** Opening DATA FOR THIS TASK block **

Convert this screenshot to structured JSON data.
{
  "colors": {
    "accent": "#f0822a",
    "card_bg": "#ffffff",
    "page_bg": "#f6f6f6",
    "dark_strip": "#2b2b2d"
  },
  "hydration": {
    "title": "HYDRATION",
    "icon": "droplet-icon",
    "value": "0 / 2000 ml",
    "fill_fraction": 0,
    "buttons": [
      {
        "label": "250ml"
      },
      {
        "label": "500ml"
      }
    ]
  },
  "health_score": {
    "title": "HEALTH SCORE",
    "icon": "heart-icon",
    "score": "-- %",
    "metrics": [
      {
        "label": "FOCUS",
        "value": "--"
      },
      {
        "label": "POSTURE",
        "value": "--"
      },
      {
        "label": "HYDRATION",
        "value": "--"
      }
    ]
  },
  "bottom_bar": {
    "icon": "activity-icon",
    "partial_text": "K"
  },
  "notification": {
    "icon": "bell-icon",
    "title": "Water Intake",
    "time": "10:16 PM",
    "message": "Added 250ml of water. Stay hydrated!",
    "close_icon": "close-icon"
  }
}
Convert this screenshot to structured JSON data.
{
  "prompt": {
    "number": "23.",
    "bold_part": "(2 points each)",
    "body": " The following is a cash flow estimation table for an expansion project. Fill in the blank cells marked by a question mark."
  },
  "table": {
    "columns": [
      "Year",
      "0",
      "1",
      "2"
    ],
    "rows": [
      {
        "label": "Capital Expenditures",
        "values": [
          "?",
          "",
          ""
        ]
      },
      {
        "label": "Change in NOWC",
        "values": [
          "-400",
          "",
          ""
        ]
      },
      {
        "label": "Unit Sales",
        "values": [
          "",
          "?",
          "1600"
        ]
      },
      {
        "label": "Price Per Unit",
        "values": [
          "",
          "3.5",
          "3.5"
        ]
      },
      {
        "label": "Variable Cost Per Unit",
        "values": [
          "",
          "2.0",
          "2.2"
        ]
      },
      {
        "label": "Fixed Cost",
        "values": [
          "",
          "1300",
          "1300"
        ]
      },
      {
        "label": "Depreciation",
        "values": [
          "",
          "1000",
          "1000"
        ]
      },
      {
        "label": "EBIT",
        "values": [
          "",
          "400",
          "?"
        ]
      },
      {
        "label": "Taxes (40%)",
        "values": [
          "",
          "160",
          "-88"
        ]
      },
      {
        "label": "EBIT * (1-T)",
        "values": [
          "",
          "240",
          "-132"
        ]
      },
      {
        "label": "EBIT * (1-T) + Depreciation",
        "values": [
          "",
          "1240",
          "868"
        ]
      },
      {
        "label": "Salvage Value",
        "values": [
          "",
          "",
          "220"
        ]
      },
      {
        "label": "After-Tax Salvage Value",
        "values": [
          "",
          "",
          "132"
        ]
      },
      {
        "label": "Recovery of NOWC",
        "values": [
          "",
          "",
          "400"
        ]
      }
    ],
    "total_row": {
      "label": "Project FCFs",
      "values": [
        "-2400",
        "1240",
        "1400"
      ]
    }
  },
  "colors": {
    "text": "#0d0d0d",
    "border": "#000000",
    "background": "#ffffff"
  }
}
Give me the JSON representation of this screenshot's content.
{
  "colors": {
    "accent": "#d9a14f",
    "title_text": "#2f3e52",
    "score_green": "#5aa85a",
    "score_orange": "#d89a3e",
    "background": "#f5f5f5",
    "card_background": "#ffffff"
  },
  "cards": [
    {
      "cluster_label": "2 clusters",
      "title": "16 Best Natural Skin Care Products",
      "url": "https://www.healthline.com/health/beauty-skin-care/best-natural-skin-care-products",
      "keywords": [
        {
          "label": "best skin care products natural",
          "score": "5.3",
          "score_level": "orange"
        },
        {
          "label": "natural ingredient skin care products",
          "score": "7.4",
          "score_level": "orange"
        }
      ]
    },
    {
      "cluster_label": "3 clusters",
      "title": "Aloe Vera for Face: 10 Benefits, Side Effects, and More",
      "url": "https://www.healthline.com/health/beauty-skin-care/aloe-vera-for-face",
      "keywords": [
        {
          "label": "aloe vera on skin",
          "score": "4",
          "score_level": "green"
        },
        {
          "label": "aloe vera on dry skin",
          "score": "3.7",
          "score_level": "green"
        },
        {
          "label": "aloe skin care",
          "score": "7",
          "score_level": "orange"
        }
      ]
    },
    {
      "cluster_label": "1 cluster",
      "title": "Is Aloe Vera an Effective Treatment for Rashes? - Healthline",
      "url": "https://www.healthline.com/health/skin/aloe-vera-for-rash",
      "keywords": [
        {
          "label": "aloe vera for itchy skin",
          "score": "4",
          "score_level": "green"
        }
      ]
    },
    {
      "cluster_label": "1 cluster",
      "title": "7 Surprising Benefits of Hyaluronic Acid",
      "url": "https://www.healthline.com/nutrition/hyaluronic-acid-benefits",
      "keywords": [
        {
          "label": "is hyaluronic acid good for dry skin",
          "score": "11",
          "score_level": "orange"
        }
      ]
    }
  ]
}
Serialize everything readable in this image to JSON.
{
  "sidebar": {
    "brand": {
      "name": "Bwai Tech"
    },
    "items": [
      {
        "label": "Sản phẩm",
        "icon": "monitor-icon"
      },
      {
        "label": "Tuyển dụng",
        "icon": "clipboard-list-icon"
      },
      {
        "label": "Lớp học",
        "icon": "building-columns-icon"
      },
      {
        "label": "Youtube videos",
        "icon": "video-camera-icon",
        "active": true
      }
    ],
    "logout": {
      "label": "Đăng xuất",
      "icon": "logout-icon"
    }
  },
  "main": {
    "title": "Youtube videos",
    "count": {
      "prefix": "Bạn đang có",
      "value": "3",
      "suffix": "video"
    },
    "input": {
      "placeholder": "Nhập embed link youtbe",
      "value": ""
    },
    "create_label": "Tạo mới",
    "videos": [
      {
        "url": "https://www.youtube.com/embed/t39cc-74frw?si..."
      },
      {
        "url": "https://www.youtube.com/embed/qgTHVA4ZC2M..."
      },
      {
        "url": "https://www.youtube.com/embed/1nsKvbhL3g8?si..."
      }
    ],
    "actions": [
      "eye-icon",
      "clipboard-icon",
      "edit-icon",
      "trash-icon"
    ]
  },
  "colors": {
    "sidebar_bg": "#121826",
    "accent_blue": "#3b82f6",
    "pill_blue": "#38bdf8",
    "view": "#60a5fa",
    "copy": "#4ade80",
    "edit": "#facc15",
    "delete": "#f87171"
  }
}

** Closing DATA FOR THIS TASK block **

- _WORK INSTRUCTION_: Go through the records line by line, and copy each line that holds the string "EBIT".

- _ANSWER FOR THE TASK_:
        "label": "EBIT",
        "label": "EBIT * (1-T)",
        "label": "EBIT * (1-T) + Depreciation",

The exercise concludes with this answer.